- _INSTRUCTIONS TO FOLLOW_
For this exercise, write out each entry below exactly, omitting the images.

(Extracted records)

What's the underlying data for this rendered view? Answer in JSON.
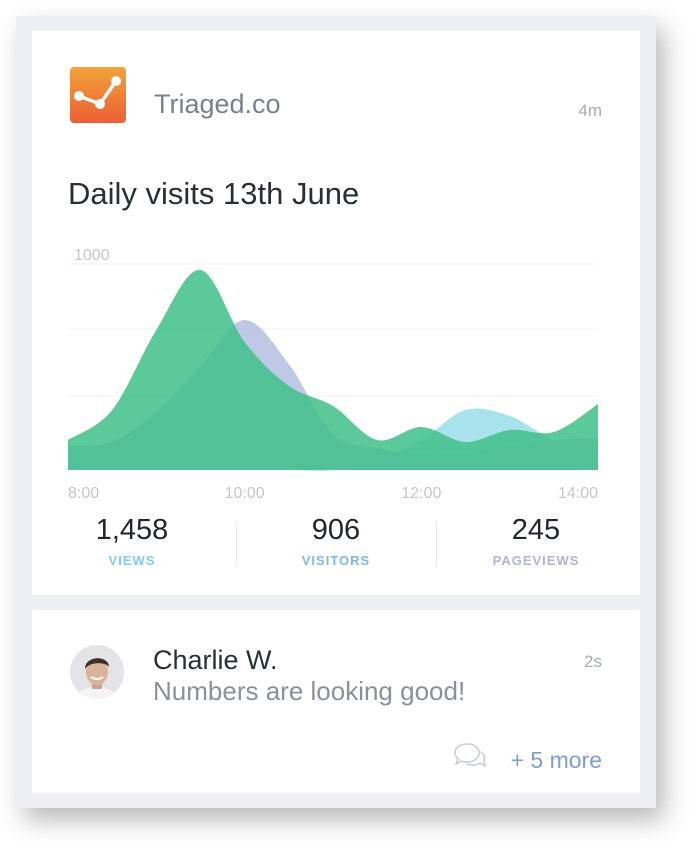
{
  "post": {
    "source": "Triaged.co",
    "time_ago": "4m",
    "title": "Daily visits 13th June"
  },
  "chart_data": {
    "type": "area",
    "x_tick_labels": [
      "8:00",
      "10:00",
      "12:00",
      "14:00"
    ],
    "y_tick_labels": [
      "1000"
    ],
    "x": [
      8.0,
      8.5,
      9.0,
      9.5,
      10.0,
      10.5,
      11.0,
      11.5,
      12.0,
      12.5,
      13.0,
      13.5,
      14.0
    ],
    "series": [
      {
        "color": "#3fc08a",
        "values": [
          150,
          300,
          700,
          1000,
          640,
          420,
          320,
          150,
          215,
          140,
          200,
          190,
          330
        ]
      },
      {
        "color": "#b4c0e2",
        "values": [
          120,
          140,
          290,
          520,
          750,
          530,
          180,
          110,
          75,
          80,
          120,
          150,
          160
        ]
      },
      {
        "color": "#9fdfea",
        "values": [
          0,
          0,
          0,
          0,
          0,
          0,
          0,
          50,
          150,
          300,
          270,
          150,
          90
        ]
      }
    ],
    "ylim": [
      0,
      1100
    ],
    "grid": true
  },
  "stats": [
    {
      "value": "1,458",
      "label": "VIEWS",
      "color": "#7fcde6"
    },
    {
      "value": "906",
      "label": "VISITORS",
      "color": "#7fb8e4"
    },
    {
      "value": "245",
      "label": "PAGEVIEWS",
      "color": "#b0b6cf"
    }
  ],
  "comment": {
    "author": "Charlie W.",
    "message": "Numbers are looking good!",
    "time_ago": "2s",
    "more_link": "+ 5 more",
    "icon": "comments-icon"
  },
  "colors": {
    "logo_top": "#f3a33b",
    "logo_bottom": "#ea5f35",
    "link": "#7d9ed0"
  }
}
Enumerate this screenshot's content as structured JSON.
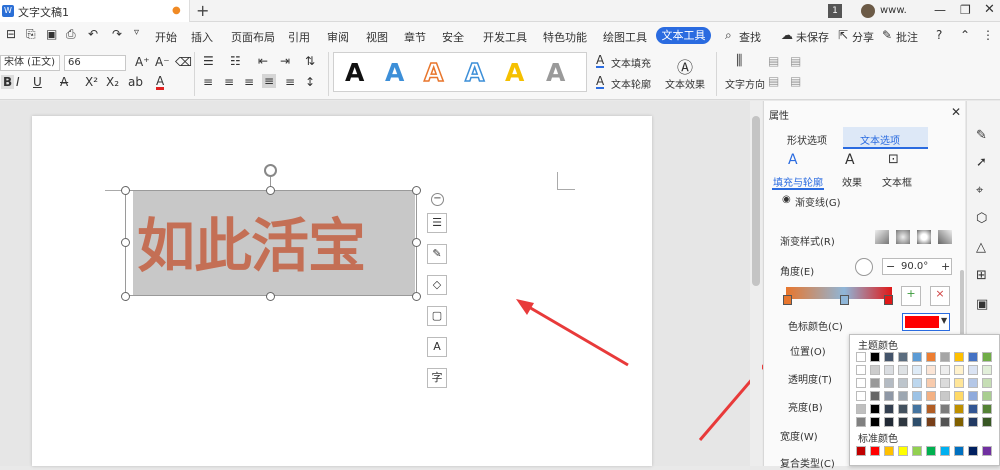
{
  "titlebar": {
    "doc_tab": "文字文稿1",
    "new_tab": "+",
    "page_num": "1",
    "user": "www.",
    "tab_dot": "●",
    "doc_icon": "W"
  },
  "menus": [
    "开始",
    "插入",
    "页面布局",
    "引用",
    "审阅",
    "视图",
    "章节",
    "安全",
    "开发工具",
    "特色功能",
    "绘图工具"
  ],
  "active_menu": "文本工具",
  "right_menu": {
    "search": "查找",
    "unsaved": "未保存",
    "share": "分享",
    "comment": "批注",
    "help": "?"
  },
  "ribbon": {
    "font_name": "宋体 (正文)",
    "font_size": "66",
    "format_marks": [
      "B",
      "I",
      "U",
      "A",
      "X²",
      "X₂",
      "ab",
      "A"
    ],
    "fill_label": "文本填充",
    "outline_label": "文本轮廓",
    "effect_label": "文本效果",
    "direction_label": "文字方向",
    "style_colors": [
      "#111111",
      "#3d8fd8",
      "#e8762d",
      "#3d8fd8",
      "#f5c000",
      "#9a9a9a"
    ]
  },
  "document": {
    "textbox_text": "如此活宝"
  },
  "panel": {
    "title": "属性",
    "tab_shape": "形状选项",
    "tab_text": "文本选项",
    "sub_fill": "填充与轮廓",
    "sub_effect": "效果",
    "sub_textbox": "文本框",
    "gradient_line": "渐变线(G)",
    "gradient_style": "渐变样式(R)",
    "angle_label": "角度(E)",
    "angle_value": "90.0°",
    "stop_color": "色标颜色(C)",
    "position": "位置(O)",
    "transparency": "透明度(T)",
    "brightness": "亮度(B)",
    "width": "宽度(W)",
    "compound": "复合类型(C)"
  },
  "palette": {
    "theme_title": "主题颜色",
    "standard_title": "标准颜色",
    "theme_top": [
      "#ffffff",
      "#000000",
      "#44546a",
      "#5b6d7f",
      "#5b9bd5",
      "#ed7d31",
      "#a5a5a5",
      "#ffc000",
      "#4472c4",
      "#70ad47"
    ],
    "standard": [
      "#c00000",
      "#ff0000",
      "#ffc000",
      "#ffff00",
      "#92d050",
      "#00b050",
      "#00b0f0",
      "#0070c0",
      "#002060",
      "#7030a0"
    ]
  },
  "stop_color_value": "#ff0000"
}
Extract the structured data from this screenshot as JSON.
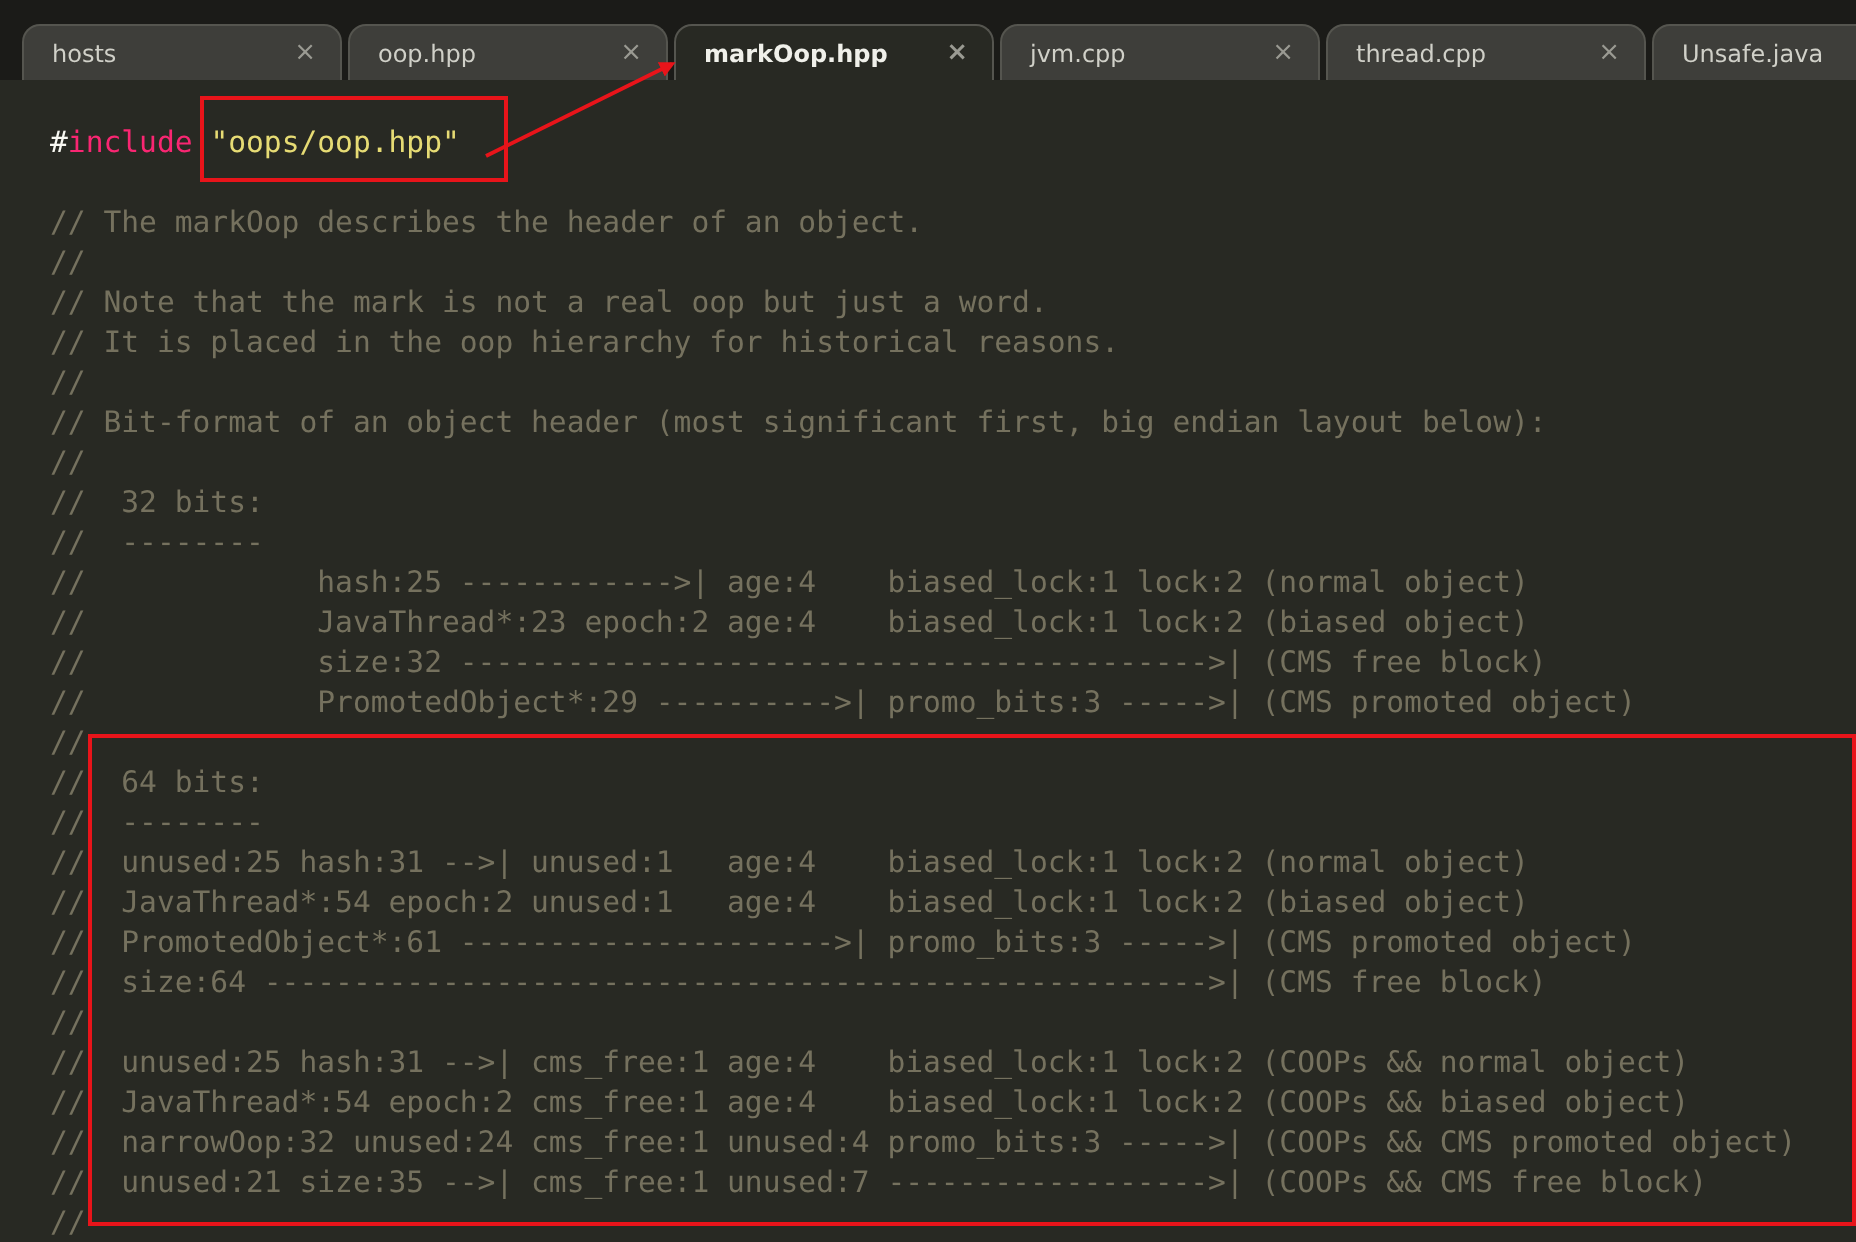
{
  "tabs": [
    {
      "label": "hosts",
      "close": "×",
      "selected": false
    },
    {
      "label": "oop.hpp",
      "close": "×",
      "selected": false
    },
    {
      "label": "markOop.hpp",
      "close": "×",
      "selected": true
    },
    {
      "label": "jvm.cpp",
      "close": "×",
      "selected": false
    },
    {
      "label": "thread.cpp",
      "close": "×",
      "selected": false
    },
    {
      "label": "Unsafe.java",
      "selected": false
    }
  ],
  "editor": {
    "lines": [
      {
        "kind": "include",
        "hash": "#",
        "keyword": "include",
        "path": "\"oops/oop.hpp\""
      },
      {
        "kind": "blank"
      },
      {
        "kind": "comment",
        "text": "// The markOop describes the header of an object."
      },
      {
        "kind": "comment",
        "text": "//"
      },
      {
        "kind": "comment",
        "text": "// Note that the mark is not a real oop but just a word."
      },
      {
        "kind": "comment",
        "text": "// It is placed in the oop hierarchy for historical reasons."
      },
      {
        "kind": "comment",
        "text": "//"
      },
      {
        "kind": "comment",
        "text": "// Bit-format of an object header (most significant first, big endian layout below):"
      },
      {
        "kind": "comment",
        "text": "//"
      },
      {
        "kind": "comment",
        "text": "//  32 bits:"
      },
      {
        "kind": "comment",
        "text": "//  --------"
      },
      {
        "kind": "comment",
        "text": "//             hash:25 ------------>| age:4    biased_lock:1 lock:2 (normal object)"
      },
      {
        "kind": "comment",
        "text": "//             JavaThread*:23 epoch:2 age:4    biased_lock:1 lock:2 (biased object)"
      },
      {
        "kind": "comment",
        "text": "//             size:32 ------------------------------------------>| (CMS free block)"
      },
      {
        "kind": "comment",
        "text": "//             PromotedObject*:29 ---------->| promo_bits:3 ----->| (CMS promoted object)"
      },
      {
        "kind": "comment",
        "text": "//"
      },
      {
        "kind": "comment",
        "text": "//  64 bits:"
      },
      {
        "kind": "comment",
        "text": "//  --------"
      },
      {
        "kind": "comment",
        "text": "//  unused:25 hash:31 -->| unused:1   age:4    biased_lock:1 lock:2 (normal object)"
      },
      {
        "kind": "comment",
        "text": "//  JavaThread*:54 epoch:2 unused:1   age:4    biased_lock:1 lock:2 (biased object)"
      },
      {
        "kind": "comment",
        "text": "//  PromotedObject*:61 --------------------->| promo_bits:3 ----->| (CMS promoted object)"
      },
      {
        "kind": "comment",
        "text": "//  size:64 ----------------------------------------------------->| (CMS free block)"
      },
      {
        "kind": "comment",
        "text": "//"
      },
      {
        "kind": "comment",
        "text": "//  unused:25 hash:31 -->| cms_free:1 age:4    biased_lock:1 lock:2 (COOPs && normal object)"
      },
      {
        "kind": "comment",
        "text": "//  JavaThread*:54 epoch:2 cms_free:1 age:4    biased_lock:1 lock:2 (COOPs && biased object)"
      },
      {
        "kind": "comment",
        "text": "//  narrowOop:32 unused:24 cms_free:1 unused:4 promo_bits:3 ----->| (COOPs && CMS promoted object)"
      },
      {
        "kind": "comment",
        "text": "//  unused:21 size:35 -->| cms_free:1 unused:7 ------------------>| (COOPs && CMS free block)"
      },
      {
        "kind": "comment",
        "text": "//"
      }
    ]
  }
}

- _ANSWER FOR THIS EXERCISE_
What's the underlying data for this rendered view? Answer in JSON.
{
  "post": {
    "source": "Triaged.co",
    "time_ago": "4m",
    "title": "Daily visits 13th June"
  },
  "chart_data": {
    "type": "area",
    "x_tick_labels": [
      "8:00",
      "10:00",
      "12:00",
      "14:00"
    ],
    "y_tick_labels": [
      "1000"
    ],
    "x": [
      8.0,
      8.5,
      9.0,
      9.5,
      10.0,
      10.5,
      11.0,
      11.5,
      12.0,
      12.5,
      13.0,
      13.5,
      14.0
    ],
    "series": [
      {
        "color": "#3fc08a",
        "values": [
          150,
          300,
          700,
          1000,
          640,
          420,
          320,
          150,
          215,
          140,
          200,
          190,
          330
        ]
      },
      {
        "color": "#b4c0e2",
        "values": [
          120,
          140,
          290,
          520,
          750,
          530,
          180,
          110,
          75,
          80,
          120,
          150,
          160
        ]
      },
      {
        "color": "#9fdfea",
        "values": [
          0,
          0,
          0,
          0,
          0,
          0,
          0,
          50,
          150,
          300,
          270,
          150,
          90
        ]
      }
    ],
    "ylim": [
      0,
      1100
    ],
    "grid": true
  },
  "stats": [
    {
      "value": "1,458",
      "label": "VIEWS",
      "color": "#7fcde6"
    },
    {
      "value": "906",
      "label": "VISITORS",
      "color": "#7fb8e4"
    },
    {
      "value": "245",
      "label": "PAGEVIEWS",
      "color": "#b0b6cf"
    }
  ],
  "comment": {
    "author": "Charlie W.",
    "message": "Numbers are looking good!",
    "time_ago": "2s",
    "more_link": "+ 5 more",
    "icon": "comments-icon"
  },
  "colors": {
    "logo_top": "#f3a33b",
    "logo_bottom": "#ea5f35",
    "link": "#7d9ed0"
  }
}
Enumerate this screenshot's content as structured JSON.
{
  "titlebar": {
    "doc_tab": "文字文稿1",
    "new_tab": "+",
    "page_num": "1",
    "user": "www.",
    "tab_dot": "●",
    "doc_icon": "W"
  },
  "menus": [
    "开始",
    "插入",
    "页面布局",
    "引用",
    "审阅",
    "视图",
    "章节",
    "安全",
    "开发工具",
    "特色功能",
    "绘图工具"
  ],
  "active_menu": "文本工具",
  "right_menu": {
    "search": "查找",
    "unsaved": "未保存",
    "share": "分享",
    "comment": "批注",
    "help": "?"
  },
  "ribbon": {
    "font_name": "宋体 (正文)",
    "font_size": "66",
    "format_marks": [
      "B",
      "I",
      "U",
      "A",
      "X²",
      "X₂",
      "ab",
      "A"
    ],
    "fill_label": "文本填充",
    "outline_label": "文本轮廓",
    "effect_label": "文本效果",
    "direction_label": "文字方向",
    "style_colors": [
      "#111111",
      "#3d8fd8",
      "#e8762d",
      "#3d8fd8",
      "#f5c000",
      "#9a9a9a"
    ]
  },
  "document": {
    "textbox_text": "如此活宝"
  },
  "panel": {
    "title": "属性",
    "tab_shape": "形状选项",
    "tab_text": "文本选项",
    "sub_fill": "填充与轮廓",
    "sub_effect": "效果",
    "sub_textbox": "文本框",
    "gradient_line": "渐变线(G)",
    "gradient_style": "渐变样式(R)",
    "angle_label": "角度(E)",
    "angle_value": "90.0°",
    "stop_color": "色标颜色(C)",
    "position": "位置(O)",
    "transparency": "透明度(T)",
    "brightness": "亮度(B)",
    "width": "宽度(W)",
    "compound": "复合类型(C)"
  },
  "palette": {
    "theme_title": "主题颜色",
    "standard_title": "标准颜色",
    "theme_top": [
      "#ffffff",
      "#000000",
      "#44546a",
      "#5b6d7f",
      "#5b9bd5",
      "#ed7d31",
      "#a5a5a5",
      "#ffc000",
      "#4472c4",
      "#70ad47"
    ],
    "standard": [
      "#c00000",
      "#ff0000",
      "#ffc000",
      "#ffff00",
      "#92d050",
      "#00b050",
      "#00b0f0",
      "#0070c0",
      "#002060",
      "#7030a0"
    ]
  },
  "stop_color_value": "#ff0000"
}
Extract the structured data from this screenshot as JSON.
{
  "tabs": [
    {
      "label": "hosts",
      "close": "×",
      "selected": false
    },
    {
      "label": "oop.hpp",
      "close": "×",
      "selected": false
    },
    {
      "label": "markOop.hpp",
      "close": "×",
      "selected": true
    },
    {
      "label": "jvm.cpp",
      "close": "×",
      "selected": false
    },
    {
      "label": "thread.cpp",
      "close": "×",
      "selected": false
    },
    {
      "label": "Unsafe.java",
      "selected": false
    }
  ],
  "editor": {
    "lines": [
      {
        "kind": "include",
        "hash": "#",
        "keyword": "include",
        "path": "\"oops/oop.hpp\""
      },
      {
        "kind": "blank"
      },
      {
        "kind": "comment",
        "text": "// The markOop describes the header of an object."
      },
      {
        "kind": "comment",
        "text": "//"
      },
      {
        "kind": "comment",
        "text": "// Note that the mark is not a real oop but just a word."
      },
      {
        "kind": "comment",
        "text": "// It is placed in the oop hierarchy for historical reasons."
      },
      {
        "kind": "comment",
        "text": "//"
      },
      {
        "kind": "comment",
        "text": "// Bit-format of an object header (most significant first, big endian layout below):"
      },
      {
        "kind": "comment",
        "text": "//"
      },
      {
        "kind": "comment",
        "text": "//  32 bits:"
      },
      {
        "kind": "comment",
        "text": "//  --------"
      },
      {
        "kind": "comment",
        "text": "//             hash:25 ------------>| age:4    biased_lock:1 lock:2 (normal object)"
      },
      {
        "kind": "comment",
        "text": "//             JavaThread*:23 epoch:2 age:4    biased_lock:1 lock:2 (biased object)"
      },
      {
        "kind": "comment",
        "text": "//             size:32 ------------------------------------------>| (CMS free block)"
      },
      {
        "kind": "comment",
        "text": "//             PromotedObject*:29 ---------->| promo_bits:3 ----->| (CMS promoted object)"
      },
      {
        "kind": "comment",
        "text": "//"
      },
      {
        "kind": "comment",
        "text": "//  64 bits:"
      },
      {
        "kind": "comment",
        "text": "//  --------"
      },
      {
        "kind": "comment",
        "text": "//  unused:25 hash:31 -->| unused:1   age:4    biased_lock:1 lock:2 (normal object)"
      },
      {
        "kind": "comment",
        "text": "//  JavaThread*:54 epoch:2 unused:1   age:4    biased_lock:1 lock:2 (biased object)"
      },
      {
        "kind": "comment",
        "text": "//  PromotedObject*:61 --------------------->| promo_bits:3 ----->| (CMS promoted object)"
      },
      {
        "kind": "comment",
        "text": "//  size:64 ----------------------------------------------------->| (CMS free block)"
      },
      {
        "kind": "comment",
        "text": "//"
      },
      {
        "kind": "comment",
        "text": "//  unused:25 hash:31 -->| cms_free:1 age:4    biased_lock:1 lock:2 (COOPs && normal object)"
      },
      {
        "kind": "comment",
        "text": "//  JavaThread*:54 epoch:2 cms_free:1 age:4    biased_lock:1 lock:2 (COOPs && biased object)"
      },
      {
        "kind": "comment",
        "text": "//  narrowOop:32 unused:24 cms_free:1 unused:4 promo_bits:3 ----->| (COOPs && CMS promoted object)"
      },
      {
        "kind": "comment",
        "text": "//  unused:21 size:35 -->| cms_free:1 unused:7 ------------------>| (COOPs && CMS free block)"
      },
      {
        "kind": "comment",
        "text": "//"
      }
    ]
  }
}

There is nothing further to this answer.